LogicBlocks Experiment Guide
7. 2-to-1 Multiplexer
A multiplexer (or mux) is a common digital circuit used to mix a lot of signals into just one. If you want multiple sources of data to share a single, common data line, you’d use a multiplexer to run them into that line. Multiplexers come in all sorts of shapes and sizes, but they’re all made out of logic gates.
Every multiplexer has at least one select line, which is used to select which input signal gets relayed to the output. In a 2-to-1 multiplexer, there’s just one select line. More inputs means more select lines: a 4-to-1 multiplexer would have 2 select lines, an 8-to-1 has 3, and so on (2n inputs requires n select lines).
Think of a mux as a "digital switch". The select line is the throw on the switch, it chooses which of the many inputs get to be the output.
Here’s how you might make a 2-to-1 multiplexer out of logic gates. A and B are the two inputs, X is the select input, and Y is the output.
Here's what a truth table would look like for such a circuit:
|Select Input (X)||Input A||Input B||Output Y|
What You'll Need
- 2x AND Blocks
- 1x OR Block
- 1x Inverter Block
- 1x Splitter Block
- 3x Input Blocks
- 1x Feedback Cable
- 1x Power Block
Follow the layout below to create a 2-to-1 multiplexer (Hint: pay more attention than we did to matching up the + and − labels!):
We'll need to internally label each of the inputs. The selector input (X) is the lonely input running into the NOT gate. The remaining two inputs are our A and B, which you can arbitrarily name as you wish.
The output of this multiplexer is indicated by the yellow LED on the OR gate.
Give this order of operations a try:
- Initial state: set all three inputs to 0. The output should be 0.
- Flip A to 1. Nothing should happen to the output, since, with the selector switch set to 0, the B input is being fed into the output.
- Toggle the B input to 1. Observe the output, and set B back to 0. The output should follow your toggling on B!

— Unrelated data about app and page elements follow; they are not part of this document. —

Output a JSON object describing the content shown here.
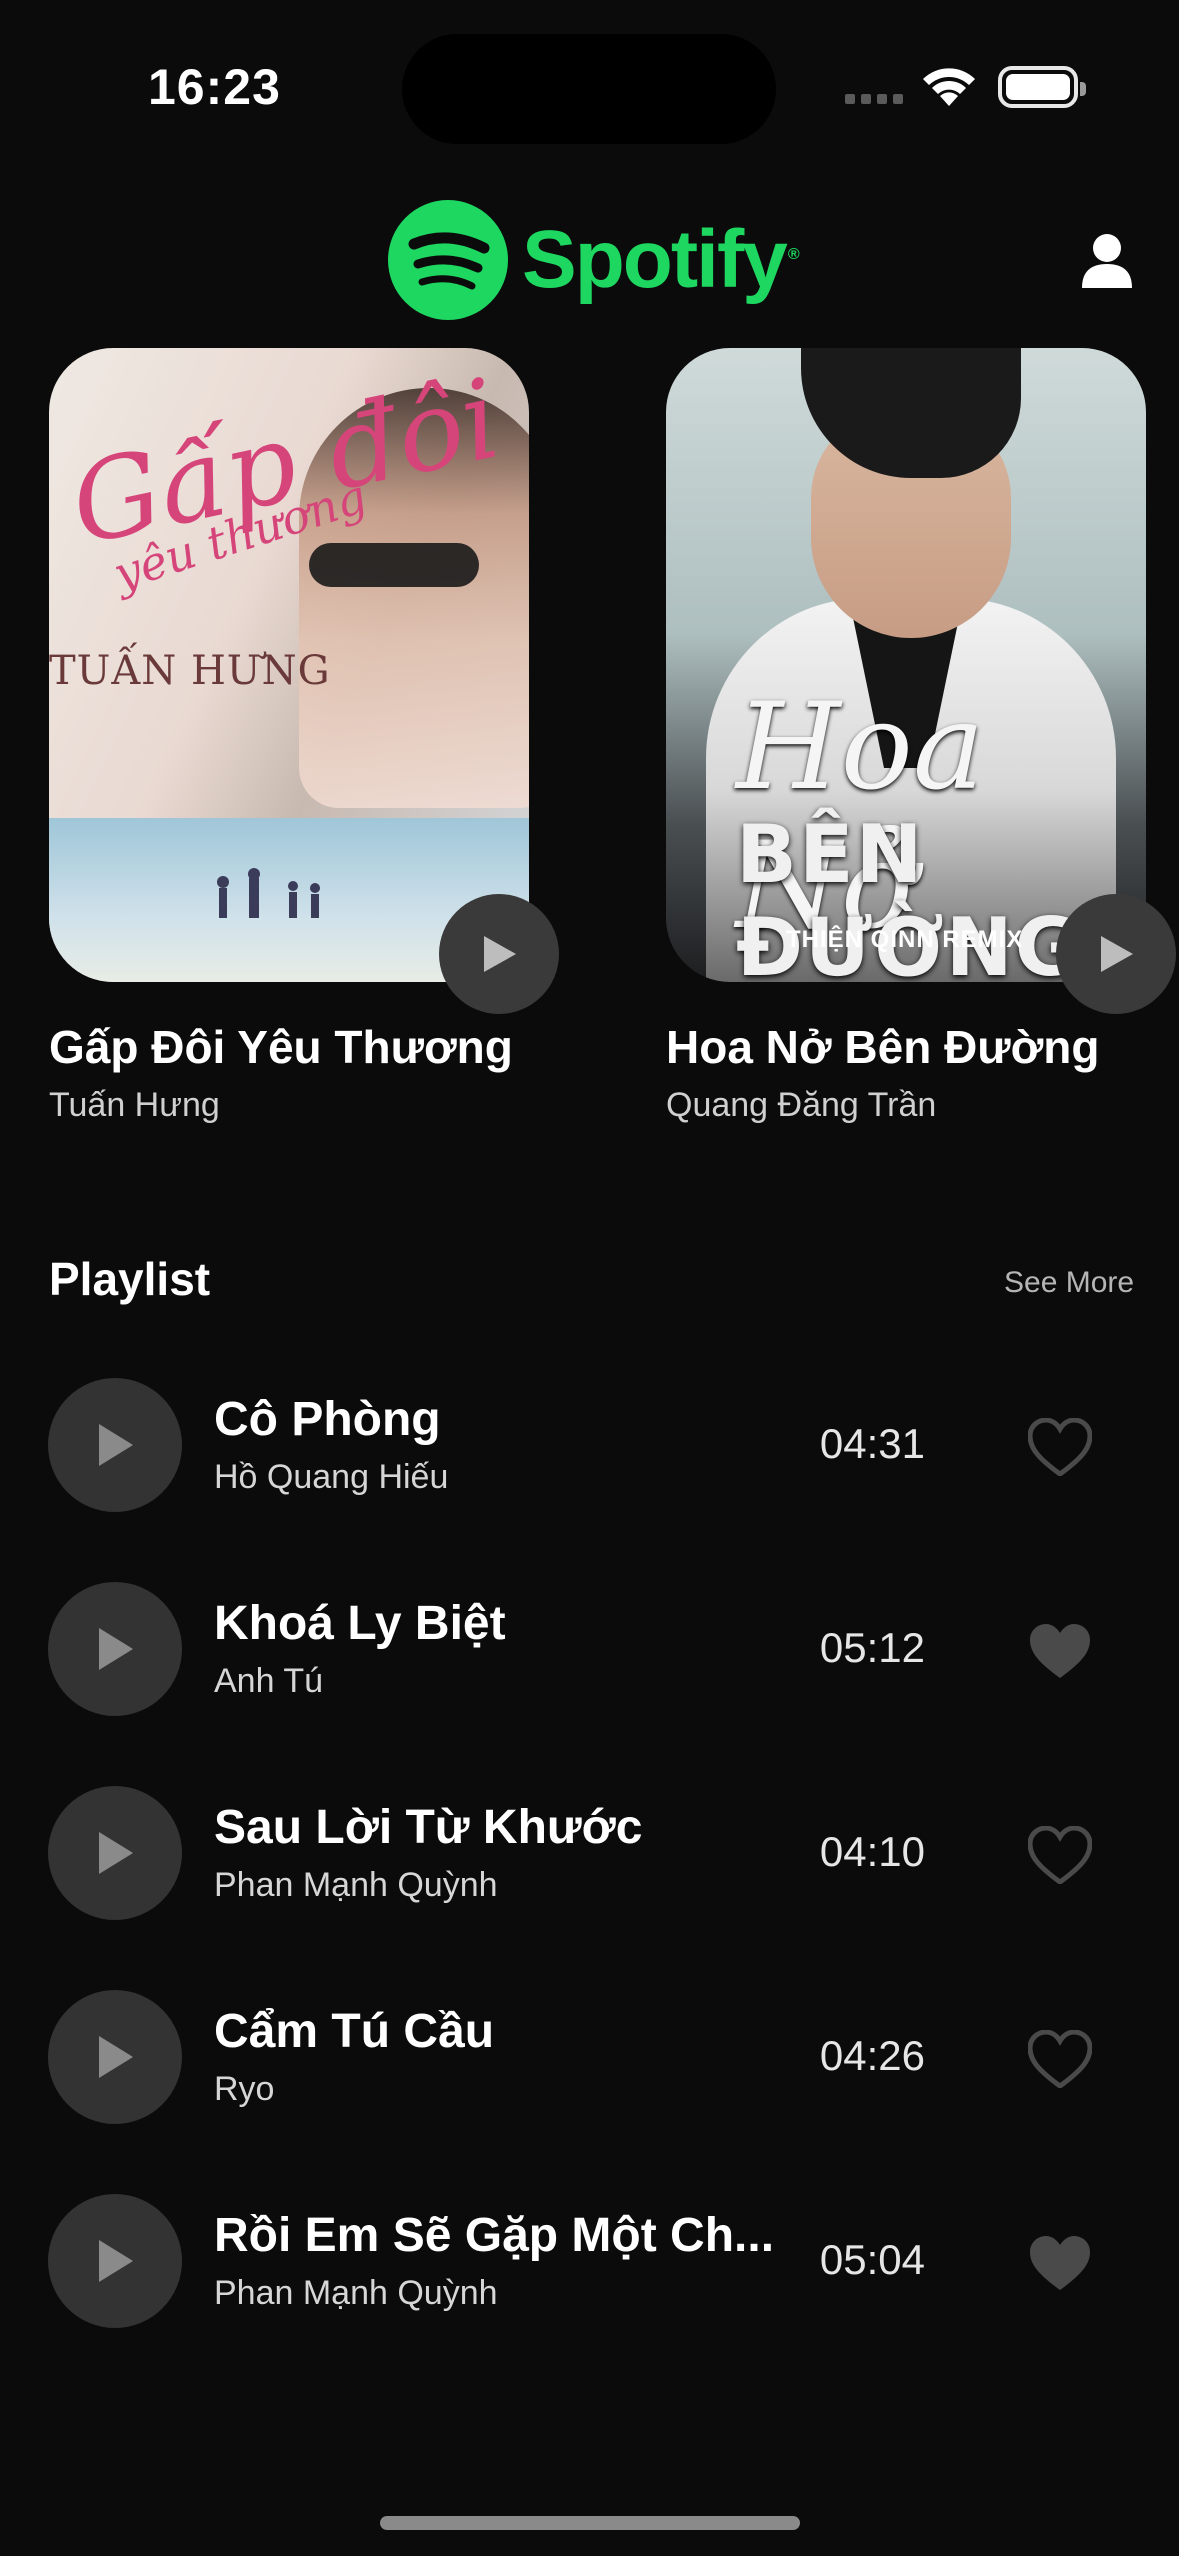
{
  "status_bar": {
    "time": "16:23"
  },
  "header": {
    "brand": "Spotify",
    "trademark": "®"
  },
  "featured": [
    {
      "title": "Gấp Đôi Yêu Thương",
      "artist": "Tuấn Hưng",
      "cover_text": [
        "Gấp đôi",
        "yêu thương",
        "TUẤN HƯNG"
      ]
    },
    {
      "title": "Hoa Nở Bên Đường",
      "artist": "Quang Đăng Trần",
      "cover_text": [
        "Hoa Nở",
        "BÊN ĐƯỜNG",
        "THIỆN QINN REMIX"
      ]
    }
  ],
  "playlist": {
    "title": "Playlist",
    "see_more": "See More",
    "items": [
      {
        "name": "Cô Phòng",
        "artist": "Hồ Quang Hiếu",
        "duration": "04:31",
        "liked": false
      },
      {
        "name": "Khoá Ly Biệt",
        "artist": "Anh Tú",
        "duration": "05:12",
        "liked": true
      },
      {
        "name": "Sau Lời Từ Khước",
        "artist": "Phan Mạnh Quỳnh",
        "duration": "04:10",
        "liked": false
      },
      {
        "name": "Cẩm Tú Cầu",
        "artist": "Ryo",
        "duration": "04:26",
        "liked": false
      },
      {
        "name": "Rồi Em Sẽ Gặp Một Ch...",
        "artist": "Phan Mạnh Quỳnh",
        "duration": "05:04",
        "liked": true
      }
    ]
  },
  "colors": {
    "background": "#0b0b0b",
    "brand": "#1ed760",
    "button": "#333333",
    "heart": "#4a4a4a"
  },
  "icons": [
    "spotify-logo-icon",
    "profile-icon",
    "play-icon",
    "heart-outline-icon",
    "heart-filled-icon",
    "wifi-icon",
    "battery-icon",
    "signal-icon"
  ]
}
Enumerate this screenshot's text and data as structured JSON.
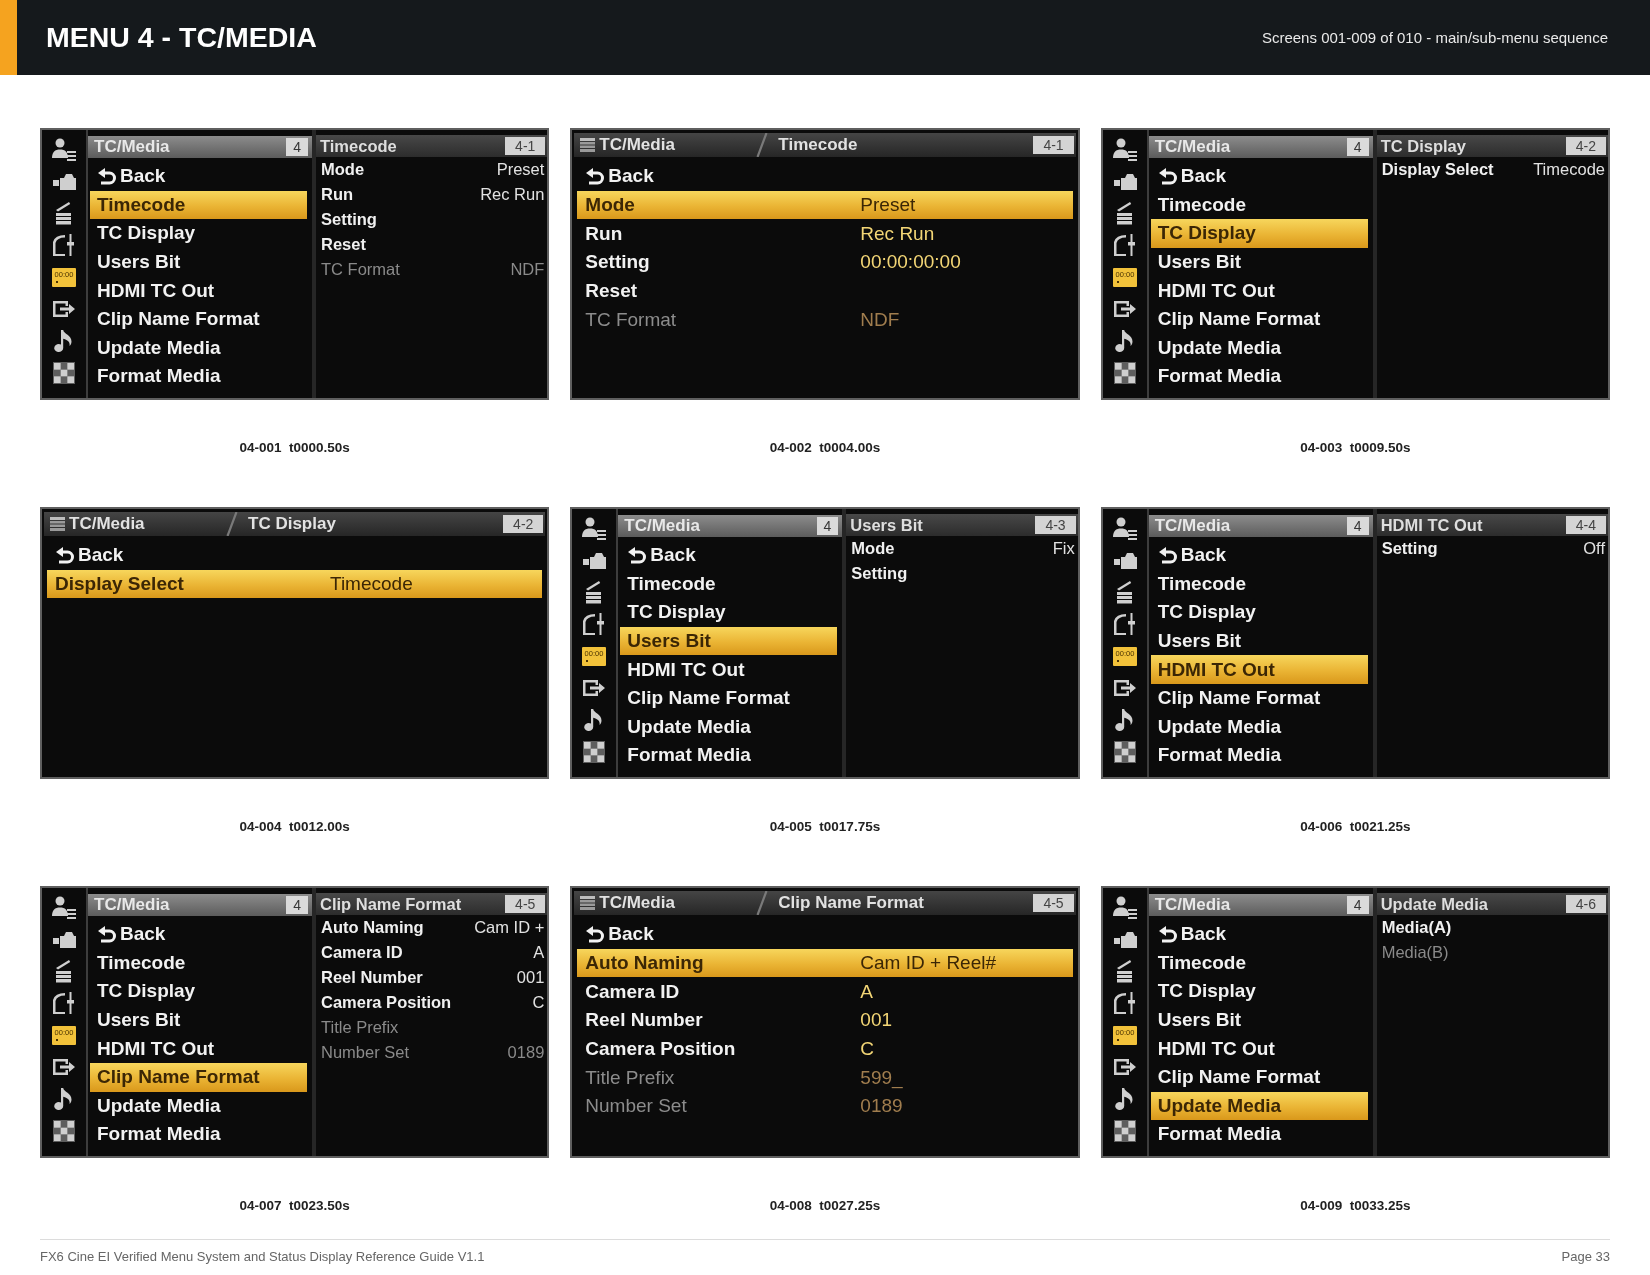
{
  "header": {
    "title": "MENU 4 - TC/MEDIA",
    "subtitle": "Screens 001-009 of 010 - main/sub-menu sequence"
  },
  "screens": [
    {
      "kind": "split",
      "caption": "04-001  t0000.50s",
      "sidebar": [
        {
          "kind": "user",
          "selected": false
        },
        {
          "kind": "camera",
          "selected": false
        },
        {
          "kind": "clapper",
          "selected": false
        },
        {
          "kind": "curve",
          "selected": false
        },
        {
          "kind": "timecode",
          "label": "00:00",
          "selected": true
        },
        {
          "kind": "output",
          "selected": false
        },
        {
          "kind": "audio",
          "selected": false
        },
        {
          "kind": "checker",
          "selected": false
        }
      ],
      "menu": {
        "title": "TC/Media",
        "badge": "4",
        "items": [
          {
            "kind": "back",
            "label": "Back",
            "selected": false
          },
          {
            "kind": "item",
            "label": "Timecode",
            "selected": true
          },
          {
            "kind": "item",
            "label": "TC Display",
            "selected": false
          },
          {
            "kind": "item",
            "label": "Users Bit",
            "selected": false
          },
          {
            "kind": "item",
            "label": "HDMI TC Out",
            "selected": false
          },
          {
            "kind": "item",
            "label": "Clip Name Format",
            "selected": false
          },
          {
            "kind": "item",
            "label": "Update Media",
            "selected": false
          },
          {
            "kind": "item",
            "label": "Format Media",
            "selected": false
          }
        ]
      },
      "submenu": {
        "title": "Timecode",
        "badge": "4-1",
        "rows": [
          {
            "label": "Mode",
            "value": "Preset",
            "disabled": false
          },
          {
            "label": "Run",
            "value": "Rec Run",
            "disabled": false
          },
          {
            "label": "Setting",
            "disabled": false
          },
          {
            "label": "Reset",
            "disabled": false
          },
          {
            "label": "TC Format",
            "value": "NDF",
            "disabled": true
          }
        ]
      }
    },
    {
      "kind": "full",
      "caption": "04-002  t0004.00s",
      "breadcrumb": {
        "parent": "TC/Media",
        "title": "Timecode",
        "badge": "4-1"
      },
      "rows": [
        {
          "kind": "back",
          "label": "Back",
          "selected": false,
          "disabled": false
        },
        {
          "kind": "setting",
          "label": "Mode",
          "value": "Preset",
          "selected": true,
          "disabled": false
        },
        {
          "kind": "setting",
          "label": "Run",
          "value": "Rec Run",
          "selected": false,
          "disabled": false
        },
        {
          "kind": "setting",
          "label": "Setting",
          "value": "00:00:00:00",
          "selected": false,
          "disabled": false
        },
        {
          "kind": "setting",
          "label": "Reset",
          "selected": false,
          "disabled": false
        },
        {
          "kind": "setting",
          "label": "TC Format",
          "value": "NDF",
          "selected": false,
          "disabled": true
        }
      ]
    },
    {
      "kind": "split",
      "caption": "04-003  t0009.50s",
      "sidebar": [
        {
          "kind": "user",
          "selected": false
        },
        {
          "kind": "camera",
          "selected": false
        },
        {
          "kind": "clapper",
          "selected": false
        },
        {
          "kind": "curve",
          "selected": false
        },
        {
          "kind": "timecode",
          "label": "00:00",
          "selected": true
        },
        {
          "kind": "output",
          "selected": false
        },
        {
          "kind": "audio",
          "selected": false
        },
        {
          "kind": "checker",
          "selected": false
        }
      ],
      "menu": {
        "title": "TC/Media",
        "badge": "4",
        "items": [
          {
            "kind": "back",
            "label": "Back",
            "selected": false
          },
          {
            "kind": "item",
            "label": "Timecode",
            "selected": false
          },
          {
            "kind": "item",
            "label": "TC Display",
            "selected": true
          },
          {
            "kind": "item",
            "label": "Users Bit",
            "selected": false
          },
          {
            "kind": "item",
            "label": "HDMI TC Out",
            "selected": false
          },
          {
            "kind": "item",
            "label": "Clip Name Format",
            "selected": false
          },
          {
            "kind": "item",
            "label": "Update Media",
            "selected": false
          },
          {
            "kind": "item",
            "label": "Format Media",
            "selected": false
          }
        ]
      },
      "submenu": {
        "title": "TC Display",
        "badge": "4-2",
        "rows": [
          {
            "label": "Display Select",
            "value": "Timecode",
            "disabled": false
          }
        ]
      }
    },
    {
      "kind": "full",
      "caption": "04-004  t0012.00s",
      "breadcrumb": {
        "parent": "TC/Media",
        "title": "TC Display",
        "badge": "4-2"
      },
      "rows": [
        {
          "kind": "back",
          "label": "Back",
          "selected": false,
          "disabled": false
        },
        {
          "kind": "setting",
          "label": "Display Select",
          "value": "Timecode",
          "selected": true,
          "disabled": false
        }
      ]
    },
    {
      "kind": "split",
      "caption": "04-005  t0017.75s",
      "sidebar": [
        {
          "kind": "user",
          "selected": false
        },
        {
          "kind": "camera",
          "selected": false
        },
        {
          "kind": "clapper",
          "selected": false
        },
        {
          "kind": "curve",
          "selected": false
        },
        {
          "kind": "timecode",
          "label": "00:00",
          "selected": true
        },
        {
          "kind": "output",
          "selected": false
        },
        {
          "kind": "audio",
          "selected": false
        },
        {
          "kind": "checker",
          "selected": false
        }
      ],
      "menu": {
        "title": "TC/Media",
        "badge": "4",
        "items": [
          {
            "kind": "back",
            "label": "Back",
            "selected": false
          },
          {
            "kind": "item",
            "label": "Timecode",
            "selected": false
          },
          {
            "kind": "item",
            "label": "TC Display",
            "selected": false
          },
          {
            "kind": "item",
            "label": "Users Bit",
            "selected": true
          },
          {
            "kind": "item",
            "label": "HDMI TC Out",
            "selected": false
          },
          {
            "kind": "item",
            "label": "Clip Name Format",
            "selected": false
          },
          {
            "kind": "item",
            "label": "Update Media",
            "selected": false
          },
          {
            "kind": "item",
            "label": "Format Media",
            "selected": false
          }
        ]
      },
      "submenu": {
        "title": "Users Bit",
        "badge": "4-3",
        "rows": [
          {
            "label": "Mode",
            "value": "Fix",
            "disabled": false
          },
          {
            "label": "Setting",
            "disabled": false
          }
        ]
      }
    },
    {
      "kind": "split",
      "caption": "04-006  t0021.25s",
      "sidebar": [
        {
          "kind": "user",
          "selected": false
        },
        {
          "kind": "camera",
          "selected": false
        },
        {
          "kind": "clapper",
          "selected": false
        },
        {
          "kind": "curve",
          "selected": false
        },
        {
          "kind": "timecode",
          "label": "00:00",
          "selected": true
        },
        {
          "kind": "output",
          "selected": false
        },
        {
          "kind": "audio",
          "selected": false
        },
        {
          "kind": "checker",
          "selected": false
        }
      ],
      "menu": {
        "title": "TC/Media",
        "badge": "4",
        "items": [
          {
            "kind": "back",
            "label": "Back",
            "selected": false
          },
          {
            "kind": "item",
            "label": "Timecode",
            "selected": false
          },
          {
            "kind": "item",
            "label": "TC Display",
            "selected": false
          },
          {
            "kind": "item",
            "label": "Users Bit",
            "selected": false
          },
          {
            "kind": "item",
            "label": "HDMI TC Out",
            "selected": true
          },
          {
            "kind": "item",
            "label": "Clip Name Format",
            "selected": false
          },
          {
            "kind": "item",
            "label": "Update Media",
            "selected": false
          },
          {
            "kind": "item",
            "label": "Format Media",
            "selected": false
          }
        ]
      },
      "submenu": {
        "title": "HDMI TC Out",
        "badge": "4-4",
        "rows": [
          {
            "label": "Setting",
            "value": "Off",
            "disabled": false
          }
        ]
      }
    },
    {
      "kind": "split",
      "caption": "04-007  t0023.50s",
      "sidebar": [
        {
          "kind": "user",
          "selected": false
        },
        {
          "kind": "camera",
          "selected": false
        },
        {
          "kind": "clapper",
          "selected": false
        },
        {
          "kind": "curve",
          "selected": false
        },
        {
          "kind": "timecode",
          "label": "00:00",
          "selected": true
        },
        {
          "kind": "output",
          "selected": false
        },
        {
          "kind": "audio",
          "selected": false
        },
        {
          "kind": "checker",
          "selected": false
        }
      ],
      "menu": {
        "title": "TC/Media",
        "badge": "4",
        "items": [
          {
            "kind": "back",
            "label": "Back",
            "selected": false
          },
          {
            "kind": "item",
            "label": "Timecode",
            "selected": false
          },
          {
            "kind": "item",
            "label": "TC Display",
            "selected": false
          },
          {
            "kind": "item",
            "label": "Users Bit",
            "selected": false
          },
          {
            "kind": "item",
            "label": "HDMI TC Out",
            "selected": false
          },
          {
            "kind": "item",
            "label": "Clip Name Format",
            "selected": true
          },
          {
            "kind": "item",
            "label": "Update Media",
            "selected": false
          },
          {
            "kind": "item",
            "label": "Format Media",
            "selected": false
          }
        ]
      },
      "submenu": {
        "title": "Clip Name Format",
        "badge": "4-5",
        "rows": [
          {
            "label": "Auto Naming",
            "value": "Cam ID +",
            "disabled": false
          },
          {
            "label": "Camera ID",
            "value": "A",
            "disabled": false
          },
          {
            "label": "Reel Number",
            "value": "001",
            "disabled": false
          },
          {
            "label": "Camera Position",
            "value": "C",
            "disabled": false
          },
          {
            "label": "Title Prefix",
            "disabled": true
          },
          {
            "label": "Number Set",
            "value": "0189",
            "disabled": true
          }
        ]
      }
    },
    {
      "kind": "full",
      "caption": "04-008  t0027.25s",
      "breadcrumb": {
        "parent": "TC/Media",
        "title": "Clip Name Format",
        "badge": "4-5"
      },
      "rows": [
        {
          "kind": "back",
          "label": "Back",
          "selected": false,
          "disabled": false
        },
        {
          "kind": "setting",
          "label": "Auto Naming",
          "value": "Cam ID + Reel#",
          "selected": true,
          "disabled": false
        },
        {
          "kind": "setting",
          "label": "Camera ID",
          "value": "A",
          "selected": false,
          "disabled": false
        },
        {
          "kind": "setting",
          "label": "Reel Number",
          "value": "001",
          "selected": false,
          "disabled": false
        },
        {
          "kind": "setting",
          "label": "Camera Position",
          "value": "C",
          "selected": false,
          "disabled": false
        },
        {
          "kind": "setting",
          "label": "Title Prefix",
          "value": "599_",
          "selected": false,
          "disabled": true
        },
        {
          "kind": "setting",
          "label": "Number Set",
          "value": "0189",
          "selected": false,
          "disabled": true
        }
      ]
    },
    {
      "kind": "split",
      "caption": "04-009  t0033.25s",
      "sidebar": [
        {
          "kind": "user",
          "selected": false
        },
        {
          "kind": "camera",
          "selected": false
        },
        {
          "kind": "clapper",
          "selected": false
        },
        {
          "kind": "curve",
          "selected": false
        },
        {
          "kind": "timecode",
          "label": "00:00",
          "selected": true
        },
        {
          "kind": "output",
          "selected": false
        },
        {
          "kind": "audio",
          "selected": false
        },
        {
          "kind": "checker",
          "selected": false
        }
      ],
      "menu": {
        "title": "TC/Media",
        "badge": "4",
        "items": [
          {
            "kind": "back",
            "label": "Back",
            "selected": false
          },
          {
            "kind": "item",
            "label": "Timecode",
            "selected": false
          },
          {
            "kind": "item",
            "label": "TC Display",
            "selected": false
          },
          {
            "kind": "item",
            "label": "Users Bit",
            "selected": false
          },
          {
            "kind": "item",
            "label": "HDMI TC Out",
            "selected": false
          },
          {
            "kind": "item",
            "label": "Clip Name Format",
            "selected": false
          },
          {
            "kind": "item",
            "label": "Update Media",
            "selected": true
          },
          {
            "kind": "item",
            "label": "Format Media",
            "selected": false
          }
        ]
      },
      "submenu": {
        "title": "Update Media",
        "badge": "4-6",
        "rows": [
          {
            "label": "Media(A)",
            "disabled": false
          },
          {
            "label": "Media(B)",
            "disabled": true
          }
        ]
      }
    }
  ],
  "footer": {
    "text": "FX6 Cine EI Verified Menu System and Status Display Reference Guide V1.1",
    "page": "Page 33"
  }
}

- Switch the selct to 1. The output should now follow the A input, and it won't care what B is set to.
- Is this circuit combinational or sequential? (Don't let the "Feedback" cable fool you!)
- Can you imagine what a 4-to-1 multiplexer might look like? It'd require double the inputs lines -- two selectors and four possible inputs. Here's a (color-coded) schematic for a 4-to-1 multiplexer:
A 4-to-1 demux requires four 3-input ANDs, four NOTs, and one 4-input OR. This circuit allows us to choose to send either A, B, C, or D into the X output. X0 and X1 do the selecting.
- How many gates do you think a 8-to-1 multiplexer might require?